B. soft-spoken when in groups, but when spoken to in person is very loud. has a 'fiery enthusiasm' in his eyes when conversing. if he doesn't understand something will keep it to himself and go home to read it up in private. very professional, but lives by the motto 'f*ck fear, drink beer'. oddly enough, isn't a heavy drinker.
C. very intelligent and independent. sometimes (most of the time) thinks he is the smartest one around, and isn't afraid to show it. very powerful speech (for those taking psychology, he is the embodiment of 'pressure of speech'). walks in to lectures late but instead of sneaking in through the back, will enter with some flair and isn't afraid to make a scene. when talking to lecturer, will often override the lecturer.
D. outspoken and independent. walked to lab (it's a half hour walk) in crutches. in the middle of heavy rain. and it wasn't an important lab session. effing dedicated imo. smiles a lot and is in a coy way very funny. serious when it comes to work but will quickly change to a social mood given the opportunity.
E. often has a blank stare or deep thinking expression on his face. if he doesn't understand stuff, is quick to find a 5min break anywhere and ask someone who does. would rather ask a friend or someone he's sitting near, than approach the lecturer, though. very jovial. very systematic (which comes in handy as a lab partner tee hee).
F. very quiet but thinks very deeply into the problems in a lab session / lecture as soon as it starts. however, as soon as the clock hits 15-to-the-hour, stops all association with the lecture and sets the mood to get home and relax. has a fatherly/motherly kind of presentation but is still kind of a kid inside.
G. very loud and opinionated. when asking a question to the lecturer, will often fill in the words for the lecturer while the lecturer is answering, or put words in the lecturer's mouth. quick to point out experience or knowledge. when asked what he expects from a lecture, replied with 'so, which points will be examinable?'. wears very 'flashy' attire, and commands attention in conversations.
before i end the post, i'd just like to point out that in our cohort, we have some interesting people for this kind of evaluation. a malaysian girl who has lived in australia all her life, but had hardcore asian upbringing - she displays a very interesting east meets west demeanour. also an african guy who's been brought up all over the place (france, nigeria, states, and now australia iirc) and he's a real cookpot of culture. seems like he's able to switch certain traits on and off when he needs to. really interesting guy.
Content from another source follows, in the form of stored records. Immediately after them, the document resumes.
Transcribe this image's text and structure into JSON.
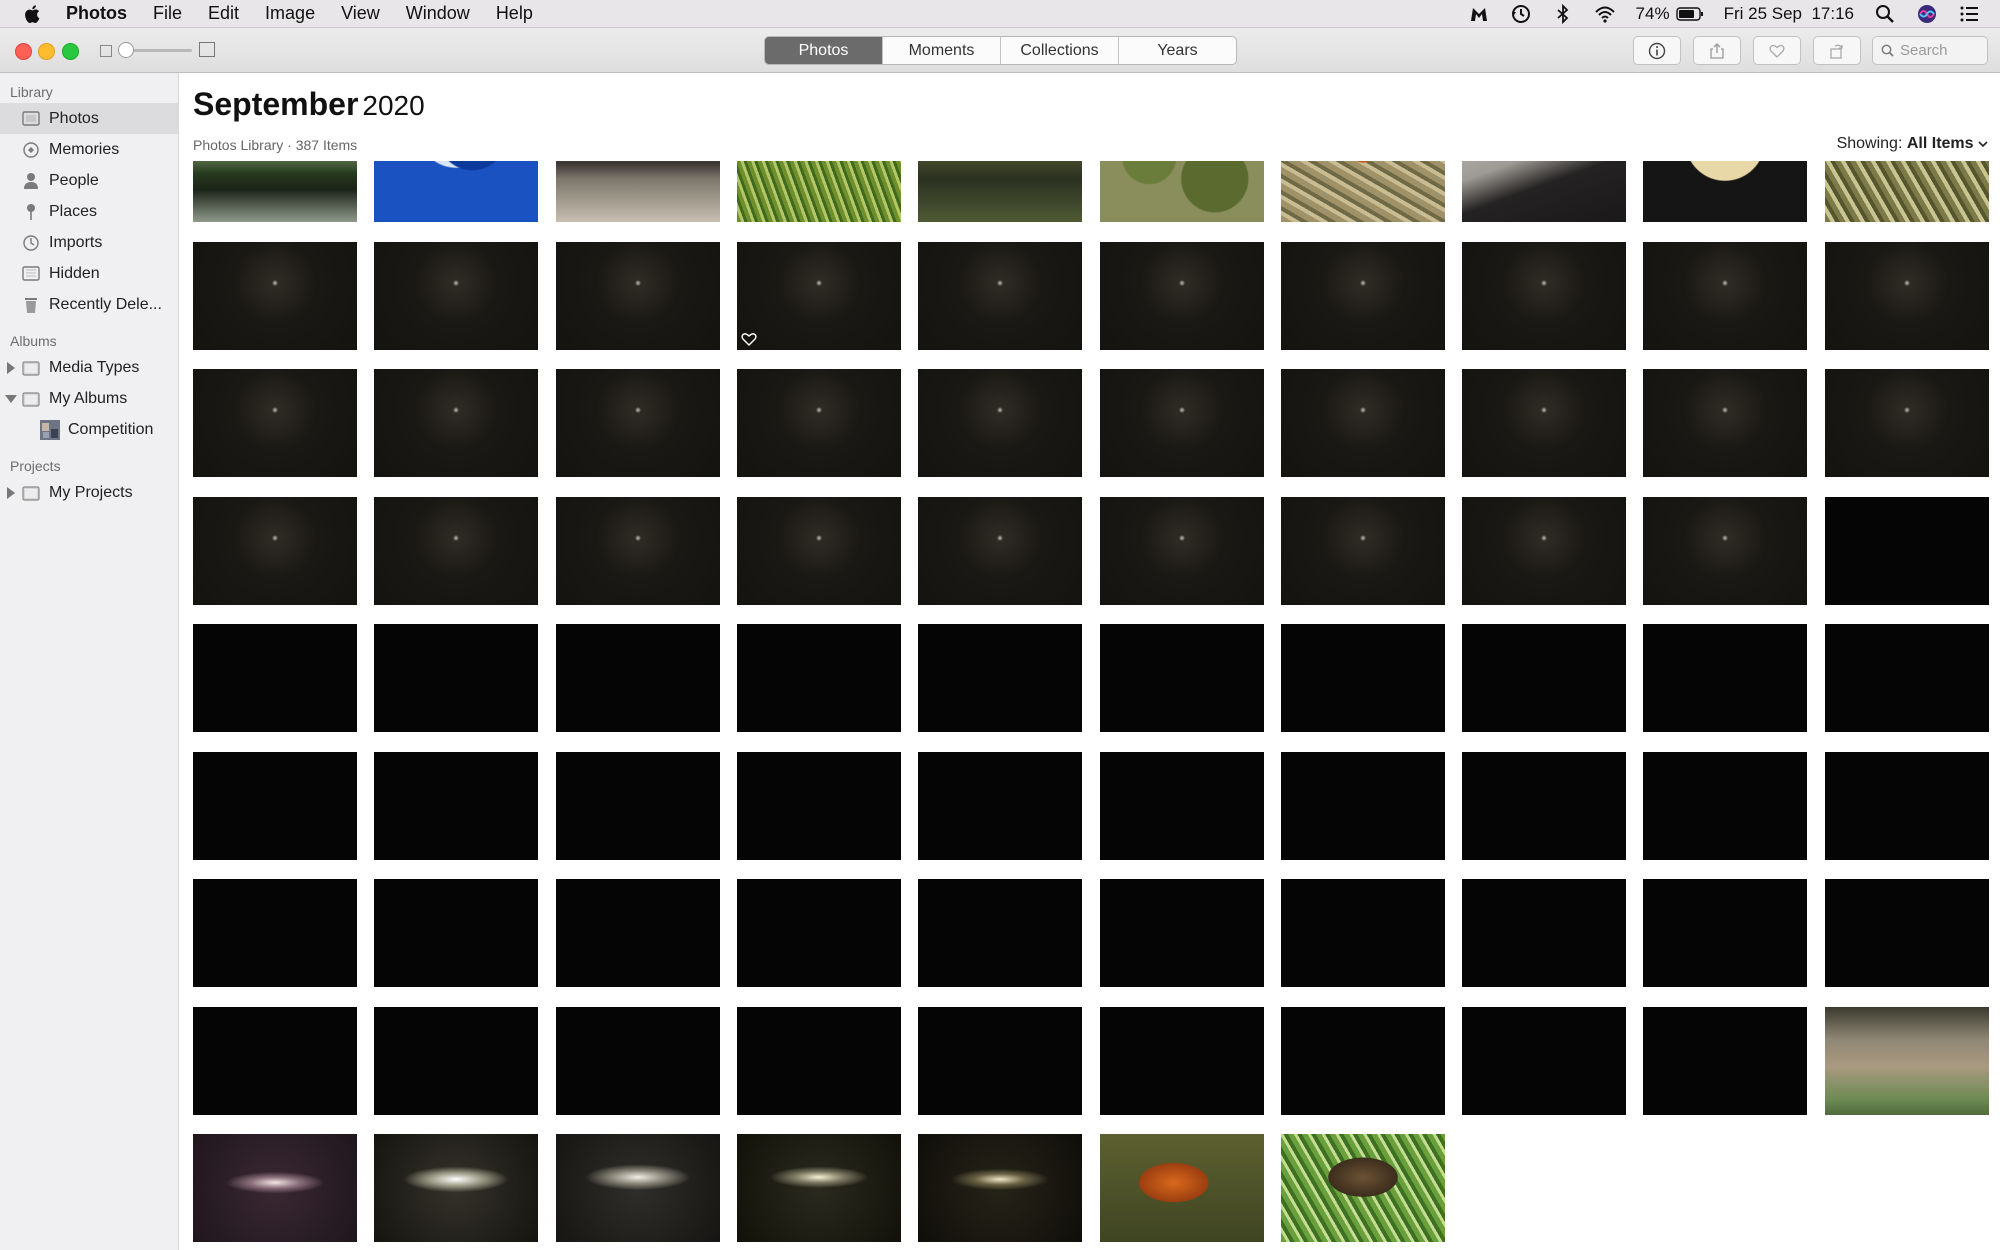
{
  "menubar": {
    "app_name": "Photos",
    "items": [
      "File",
      "Edit",
      "Image",
      "View",
      "Window",
      "Help"
    ],
    "battery": "74%",
    "clock": "Fri 25 Sep  17:16"
  },
  "toolbar": {
    "tabs": [
      {
        "label": "Photos",
        "active": true
      },
      {
        "label": "Moments",
        "active": false
      },
      {
        "label": "Collections",
        "active": false
      },
      {
        "label": "Years",
        "active": false
      }
    ],
    "search_placeholder": "Search"
  },
  "sidebar": {
    "library_heading": "Library",
    "library_items": [
      {
        "label": "Photos",
        "icon": "photos-icon",
        "selected": true
      },
      {
        "label": "Memories",
        "icon": "memories-icon"
      },
      {
        "label": "People",
        "icon": "people-icon"
      },
      {
        "label": "Places",
        "icon": "places-icon"
      },
      {
        "label": "Imports",
        "icon": "imports-icon"
      },
      {
        "label": "Hidden",
        "icon": "hidden-icon"
      },
      {
        "label": "Recently Dele...",
        "icon": "trash-icon"
      }
    ],
    "albums_heading": "Albums",
    "album_items": [
      {
        "label": "Media Types",
        "icon": "folder-icon",
        "disclosure": "right"
      },
      {
        "label": "My Albums",
        "icon": "folder-icon",
        "disclosure": "down"
      },
      {
        "label": "Competition",
        "icon": "album-thumbnail-icon",
        "indent": true
      }
    ],
    "projects_heading": "Projects",
    "project_items": [
      {
        "label": "My Projects",
        "icon": "folder-icon",
        "disclosure": "right"
      }
    ]
  },
  "main": {
    "title_month": "September",
    "title_year": "2020",
    "subtitle": "Photos Library · 387 Items",
    "showing_label": "Showing:",
    "showing_value": "All Items"
  },
  "photo_grid": {
    "rows": [
      [
        "tractor",
        "moon-blue",
        "animals-field",
        "grass",
        "woodland",
        "ivy-leaves",
        "butterfly-twigs",
        "dog-branch",
        "moon-crescent",
        "branches"
      ],
      [
        "night-sky",
        "night-sky",
        "night-sky",
        "night-sky-favorite",
        "night-sky",
        "night-sky",
        "night-sky",
        "night-sky",
        "night-sky",
        "night-sky"
      ],
      [
        "night-sky",
        "night-sky",
        "night-sky",
        "night-sky",
        "night-sky",
        "night-sky",
        "night-sky",
        "night-sky",
        "night-sky",
        "night-sky"
      ],
      [
        "night-sky",
        "night-sky",
        "night-sky",
        "night-sky",
        "night-sky",
        "night-sky",
        "night-sky",
        "night-sky",
        "night-sky",
        "black"
      ],
      [
        "black",
        "black",
        "black",
        "black",
        "black",
        "black",
        "black",
        "black",
        "black",
        "black"
      ],
      [
        "black",
        "black",
        "black",
        "black",
        "black",
        "black",
        "black",
        "black",
        "black",
        "black"
      ],
      [
        "black",
        "black",
        "black",
        "black",
        "black",
        "black",
        "black",
        "black",
        "black",
        "black"
      ],
      [
        "black",
        "black",
        "black",
        "black",
        "black",
        "black",
        "black",
        "black",
        "black",
        "bird-garden"
      ],
      [
        "galaxy-1",
        "galaxy-2",
        "galaxy-3",
        "galaxy-4",
        "galaxy-5",
        "butterfly-comma",
        "butterfly-speckled"
      ]
    ]
  },
  "colors": {
    "accent_tab": "#6b6b6b",
    "sidebar_bg": "#f0eff1",
    "selected_bg": "#dcdbdd"
  }
}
ANYWAYS. getting long as eff. i'll post the answers in the comments section because i fail and don't know how to make a 'click here to see spoilarz' button.